▸ Excerpts from an interface dataset:
---*---

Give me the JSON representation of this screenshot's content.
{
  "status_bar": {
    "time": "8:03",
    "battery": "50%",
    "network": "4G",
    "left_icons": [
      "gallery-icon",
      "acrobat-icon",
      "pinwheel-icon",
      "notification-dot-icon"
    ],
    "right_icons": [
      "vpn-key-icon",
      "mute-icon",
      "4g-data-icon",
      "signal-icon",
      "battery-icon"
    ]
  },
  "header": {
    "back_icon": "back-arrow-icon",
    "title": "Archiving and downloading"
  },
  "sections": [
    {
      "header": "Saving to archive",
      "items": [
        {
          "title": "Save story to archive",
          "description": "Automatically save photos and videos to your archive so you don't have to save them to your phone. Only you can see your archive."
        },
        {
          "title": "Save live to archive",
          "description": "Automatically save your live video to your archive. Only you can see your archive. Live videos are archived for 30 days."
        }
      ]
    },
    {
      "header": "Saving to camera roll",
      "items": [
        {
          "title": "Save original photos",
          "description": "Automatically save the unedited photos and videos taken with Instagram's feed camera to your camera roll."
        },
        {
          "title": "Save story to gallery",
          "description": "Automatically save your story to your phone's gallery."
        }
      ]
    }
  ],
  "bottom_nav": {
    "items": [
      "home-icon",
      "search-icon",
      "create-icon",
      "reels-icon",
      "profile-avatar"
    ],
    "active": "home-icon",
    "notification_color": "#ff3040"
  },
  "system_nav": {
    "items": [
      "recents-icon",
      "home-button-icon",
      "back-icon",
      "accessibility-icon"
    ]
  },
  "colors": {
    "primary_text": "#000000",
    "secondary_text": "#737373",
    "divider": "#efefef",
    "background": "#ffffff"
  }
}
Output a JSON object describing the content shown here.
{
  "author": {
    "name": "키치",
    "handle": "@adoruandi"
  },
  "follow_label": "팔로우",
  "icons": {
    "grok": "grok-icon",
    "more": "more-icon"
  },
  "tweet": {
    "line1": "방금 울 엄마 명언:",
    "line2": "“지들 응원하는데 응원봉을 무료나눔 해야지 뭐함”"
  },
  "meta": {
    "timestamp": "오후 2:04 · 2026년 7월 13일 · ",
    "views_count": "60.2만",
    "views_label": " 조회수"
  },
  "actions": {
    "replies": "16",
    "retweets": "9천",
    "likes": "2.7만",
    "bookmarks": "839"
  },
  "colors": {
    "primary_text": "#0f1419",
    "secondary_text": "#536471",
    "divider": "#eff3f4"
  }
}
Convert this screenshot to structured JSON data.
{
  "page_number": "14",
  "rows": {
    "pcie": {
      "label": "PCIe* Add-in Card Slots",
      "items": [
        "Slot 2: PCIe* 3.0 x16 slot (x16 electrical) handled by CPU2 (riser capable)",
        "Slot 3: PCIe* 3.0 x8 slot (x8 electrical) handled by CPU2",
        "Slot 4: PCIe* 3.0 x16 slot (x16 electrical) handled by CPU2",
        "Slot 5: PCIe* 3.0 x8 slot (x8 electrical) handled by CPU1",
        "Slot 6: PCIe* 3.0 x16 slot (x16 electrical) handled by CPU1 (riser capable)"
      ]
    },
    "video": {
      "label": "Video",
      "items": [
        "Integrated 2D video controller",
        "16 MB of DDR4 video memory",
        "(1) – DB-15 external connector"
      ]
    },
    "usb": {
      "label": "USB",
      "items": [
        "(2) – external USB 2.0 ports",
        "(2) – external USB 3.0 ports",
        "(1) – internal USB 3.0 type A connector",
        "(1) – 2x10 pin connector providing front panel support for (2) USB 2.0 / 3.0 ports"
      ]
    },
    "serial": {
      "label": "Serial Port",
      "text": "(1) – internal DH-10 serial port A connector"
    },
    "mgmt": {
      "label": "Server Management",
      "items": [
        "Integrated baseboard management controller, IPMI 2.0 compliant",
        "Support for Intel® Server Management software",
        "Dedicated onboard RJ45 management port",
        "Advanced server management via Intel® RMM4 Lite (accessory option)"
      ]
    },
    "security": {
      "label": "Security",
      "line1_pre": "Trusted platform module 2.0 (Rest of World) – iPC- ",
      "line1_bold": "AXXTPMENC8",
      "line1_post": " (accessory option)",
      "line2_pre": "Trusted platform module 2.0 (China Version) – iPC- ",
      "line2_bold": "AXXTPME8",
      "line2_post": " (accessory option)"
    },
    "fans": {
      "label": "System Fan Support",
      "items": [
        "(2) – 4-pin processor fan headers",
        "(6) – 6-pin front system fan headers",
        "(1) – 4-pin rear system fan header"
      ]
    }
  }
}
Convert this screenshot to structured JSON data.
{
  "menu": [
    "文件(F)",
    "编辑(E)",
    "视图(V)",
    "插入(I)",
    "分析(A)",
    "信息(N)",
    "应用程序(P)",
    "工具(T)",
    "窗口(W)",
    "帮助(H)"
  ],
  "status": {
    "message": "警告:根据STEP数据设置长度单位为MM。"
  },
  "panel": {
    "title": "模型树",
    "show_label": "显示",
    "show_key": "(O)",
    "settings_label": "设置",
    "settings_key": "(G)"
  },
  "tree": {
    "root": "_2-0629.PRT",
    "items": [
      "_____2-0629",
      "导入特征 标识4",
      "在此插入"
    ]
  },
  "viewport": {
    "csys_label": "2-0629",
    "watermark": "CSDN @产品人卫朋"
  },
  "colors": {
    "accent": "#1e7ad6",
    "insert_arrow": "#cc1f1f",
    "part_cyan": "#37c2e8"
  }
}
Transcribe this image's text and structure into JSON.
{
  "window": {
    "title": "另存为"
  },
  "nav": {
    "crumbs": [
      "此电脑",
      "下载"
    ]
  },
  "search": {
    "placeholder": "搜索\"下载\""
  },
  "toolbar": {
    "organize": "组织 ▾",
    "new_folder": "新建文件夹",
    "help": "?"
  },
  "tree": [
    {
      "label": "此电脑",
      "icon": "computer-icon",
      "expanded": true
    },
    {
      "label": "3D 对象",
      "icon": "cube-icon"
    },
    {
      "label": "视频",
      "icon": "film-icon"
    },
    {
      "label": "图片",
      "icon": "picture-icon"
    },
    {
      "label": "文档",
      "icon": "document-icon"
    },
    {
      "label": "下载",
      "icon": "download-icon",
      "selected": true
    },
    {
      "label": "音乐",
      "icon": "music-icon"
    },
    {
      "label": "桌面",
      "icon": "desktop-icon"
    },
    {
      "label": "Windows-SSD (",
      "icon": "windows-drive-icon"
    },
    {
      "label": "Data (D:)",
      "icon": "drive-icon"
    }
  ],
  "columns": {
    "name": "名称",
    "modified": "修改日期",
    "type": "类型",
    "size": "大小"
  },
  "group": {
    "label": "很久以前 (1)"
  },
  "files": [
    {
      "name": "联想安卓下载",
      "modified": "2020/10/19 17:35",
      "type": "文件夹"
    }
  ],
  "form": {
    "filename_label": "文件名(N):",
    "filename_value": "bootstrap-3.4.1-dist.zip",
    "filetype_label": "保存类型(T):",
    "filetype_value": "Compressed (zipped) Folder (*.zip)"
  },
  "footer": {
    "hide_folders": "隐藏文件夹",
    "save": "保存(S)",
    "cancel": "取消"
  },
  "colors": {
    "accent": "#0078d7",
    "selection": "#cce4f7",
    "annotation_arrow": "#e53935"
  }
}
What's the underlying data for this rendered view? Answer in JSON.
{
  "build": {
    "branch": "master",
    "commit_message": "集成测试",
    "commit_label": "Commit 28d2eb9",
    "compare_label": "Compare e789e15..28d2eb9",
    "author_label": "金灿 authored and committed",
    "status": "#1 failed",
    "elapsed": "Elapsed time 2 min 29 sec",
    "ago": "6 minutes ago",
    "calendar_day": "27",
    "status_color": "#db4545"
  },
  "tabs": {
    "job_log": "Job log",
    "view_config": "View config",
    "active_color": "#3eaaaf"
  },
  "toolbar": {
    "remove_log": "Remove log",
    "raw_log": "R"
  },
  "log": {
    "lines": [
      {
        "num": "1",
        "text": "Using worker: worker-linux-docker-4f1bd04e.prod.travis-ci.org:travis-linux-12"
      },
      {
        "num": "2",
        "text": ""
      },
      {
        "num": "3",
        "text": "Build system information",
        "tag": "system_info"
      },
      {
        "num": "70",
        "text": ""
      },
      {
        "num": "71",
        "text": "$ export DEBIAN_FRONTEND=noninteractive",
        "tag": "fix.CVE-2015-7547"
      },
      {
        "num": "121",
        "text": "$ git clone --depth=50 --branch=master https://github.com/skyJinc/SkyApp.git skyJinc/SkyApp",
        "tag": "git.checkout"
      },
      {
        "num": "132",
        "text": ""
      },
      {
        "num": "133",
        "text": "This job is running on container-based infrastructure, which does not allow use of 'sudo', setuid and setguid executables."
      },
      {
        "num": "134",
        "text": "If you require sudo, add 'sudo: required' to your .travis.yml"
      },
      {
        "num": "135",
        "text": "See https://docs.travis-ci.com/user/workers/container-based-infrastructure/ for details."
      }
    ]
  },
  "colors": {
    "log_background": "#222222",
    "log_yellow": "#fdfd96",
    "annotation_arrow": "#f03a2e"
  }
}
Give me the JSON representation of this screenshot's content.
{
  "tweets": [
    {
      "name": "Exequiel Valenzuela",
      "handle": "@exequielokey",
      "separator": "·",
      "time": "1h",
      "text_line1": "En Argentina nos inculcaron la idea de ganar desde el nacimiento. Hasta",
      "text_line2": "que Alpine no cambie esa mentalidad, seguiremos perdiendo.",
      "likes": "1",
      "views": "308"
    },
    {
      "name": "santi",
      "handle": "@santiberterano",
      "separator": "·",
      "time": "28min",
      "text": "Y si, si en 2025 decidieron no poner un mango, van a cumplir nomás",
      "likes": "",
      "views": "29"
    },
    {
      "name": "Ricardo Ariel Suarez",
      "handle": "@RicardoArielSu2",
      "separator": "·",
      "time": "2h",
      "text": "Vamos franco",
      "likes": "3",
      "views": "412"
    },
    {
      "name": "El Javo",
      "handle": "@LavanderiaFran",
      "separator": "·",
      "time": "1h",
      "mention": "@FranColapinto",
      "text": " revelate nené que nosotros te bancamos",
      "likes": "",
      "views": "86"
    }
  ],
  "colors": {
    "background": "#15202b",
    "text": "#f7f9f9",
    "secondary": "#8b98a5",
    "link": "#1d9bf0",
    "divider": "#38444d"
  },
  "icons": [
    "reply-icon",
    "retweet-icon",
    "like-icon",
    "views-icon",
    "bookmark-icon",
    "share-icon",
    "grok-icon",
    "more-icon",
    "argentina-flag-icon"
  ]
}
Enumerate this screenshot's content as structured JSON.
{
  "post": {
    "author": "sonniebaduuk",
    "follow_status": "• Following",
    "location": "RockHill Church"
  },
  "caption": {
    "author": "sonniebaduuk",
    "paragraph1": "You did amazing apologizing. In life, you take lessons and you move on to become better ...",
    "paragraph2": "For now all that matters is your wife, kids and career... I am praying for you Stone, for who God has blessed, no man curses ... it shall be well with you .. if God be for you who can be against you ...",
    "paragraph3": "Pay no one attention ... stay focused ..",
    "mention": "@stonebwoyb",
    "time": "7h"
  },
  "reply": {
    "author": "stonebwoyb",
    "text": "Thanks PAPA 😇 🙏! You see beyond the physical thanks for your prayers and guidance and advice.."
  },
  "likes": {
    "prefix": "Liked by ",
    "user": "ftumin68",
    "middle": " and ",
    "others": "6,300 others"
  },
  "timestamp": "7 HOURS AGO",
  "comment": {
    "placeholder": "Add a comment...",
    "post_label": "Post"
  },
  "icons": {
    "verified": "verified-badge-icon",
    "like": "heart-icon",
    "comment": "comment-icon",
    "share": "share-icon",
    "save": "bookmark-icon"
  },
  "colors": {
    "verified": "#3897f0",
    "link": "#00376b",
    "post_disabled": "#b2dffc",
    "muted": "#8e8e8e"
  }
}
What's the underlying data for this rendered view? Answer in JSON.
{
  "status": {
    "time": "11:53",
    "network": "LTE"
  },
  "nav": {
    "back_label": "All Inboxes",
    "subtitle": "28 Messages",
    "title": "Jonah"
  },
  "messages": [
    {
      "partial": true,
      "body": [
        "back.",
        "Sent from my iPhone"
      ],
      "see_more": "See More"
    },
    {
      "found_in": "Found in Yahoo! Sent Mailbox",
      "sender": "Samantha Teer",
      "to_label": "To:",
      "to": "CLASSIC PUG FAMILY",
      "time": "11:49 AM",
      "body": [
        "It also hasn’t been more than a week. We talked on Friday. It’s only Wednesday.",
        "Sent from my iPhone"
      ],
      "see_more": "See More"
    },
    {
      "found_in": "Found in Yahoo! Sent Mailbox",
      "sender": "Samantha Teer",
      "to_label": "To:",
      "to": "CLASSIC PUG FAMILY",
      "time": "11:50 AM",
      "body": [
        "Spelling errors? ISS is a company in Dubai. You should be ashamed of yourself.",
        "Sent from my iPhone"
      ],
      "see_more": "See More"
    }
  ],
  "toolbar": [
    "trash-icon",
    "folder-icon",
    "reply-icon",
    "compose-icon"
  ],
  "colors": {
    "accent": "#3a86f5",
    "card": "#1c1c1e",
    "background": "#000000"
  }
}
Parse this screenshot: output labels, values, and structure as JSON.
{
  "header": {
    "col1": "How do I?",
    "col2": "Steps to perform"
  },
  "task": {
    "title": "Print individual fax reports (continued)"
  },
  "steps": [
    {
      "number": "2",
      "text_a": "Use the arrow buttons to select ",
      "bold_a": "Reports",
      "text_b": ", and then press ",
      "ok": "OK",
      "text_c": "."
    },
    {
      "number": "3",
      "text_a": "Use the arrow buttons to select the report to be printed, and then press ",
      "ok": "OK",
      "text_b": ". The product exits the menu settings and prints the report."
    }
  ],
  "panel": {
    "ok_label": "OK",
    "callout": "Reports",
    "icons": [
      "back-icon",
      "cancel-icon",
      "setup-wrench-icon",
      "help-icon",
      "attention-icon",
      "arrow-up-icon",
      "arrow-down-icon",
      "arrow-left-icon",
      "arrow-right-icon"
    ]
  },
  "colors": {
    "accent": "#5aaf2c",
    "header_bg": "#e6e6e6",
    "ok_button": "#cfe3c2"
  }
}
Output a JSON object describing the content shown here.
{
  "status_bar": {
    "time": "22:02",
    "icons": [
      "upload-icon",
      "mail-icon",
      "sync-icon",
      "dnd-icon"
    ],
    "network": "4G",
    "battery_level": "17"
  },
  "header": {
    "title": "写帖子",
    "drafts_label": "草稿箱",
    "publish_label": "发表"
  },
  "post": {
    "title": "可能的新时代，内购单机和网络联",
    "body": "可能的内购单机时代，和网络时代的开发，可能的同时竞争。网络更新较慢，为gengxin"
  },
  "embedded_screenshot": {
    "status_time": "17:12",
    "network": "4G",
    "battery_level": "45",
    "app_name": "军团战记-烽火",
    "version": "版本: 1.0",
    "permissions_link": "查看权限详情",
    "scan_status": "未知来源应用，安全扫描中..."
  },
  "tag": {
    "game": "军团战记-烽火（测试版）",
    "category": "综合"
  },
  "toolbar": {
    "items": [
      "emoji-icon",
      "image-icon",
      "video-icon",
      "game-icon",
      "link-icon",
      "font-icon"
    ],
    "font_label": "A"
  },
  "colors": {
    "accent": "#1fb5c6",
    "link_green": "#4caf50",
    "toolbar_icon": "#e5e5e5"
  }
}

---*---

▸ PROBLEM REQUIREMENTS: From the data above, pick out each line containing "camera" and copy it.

▸ ANSWER AREA:
      "header": "Saving to camera roll",
          "description": "Automatically save the unedited photos and videos taken with Instagram's feed camera to your camera roll."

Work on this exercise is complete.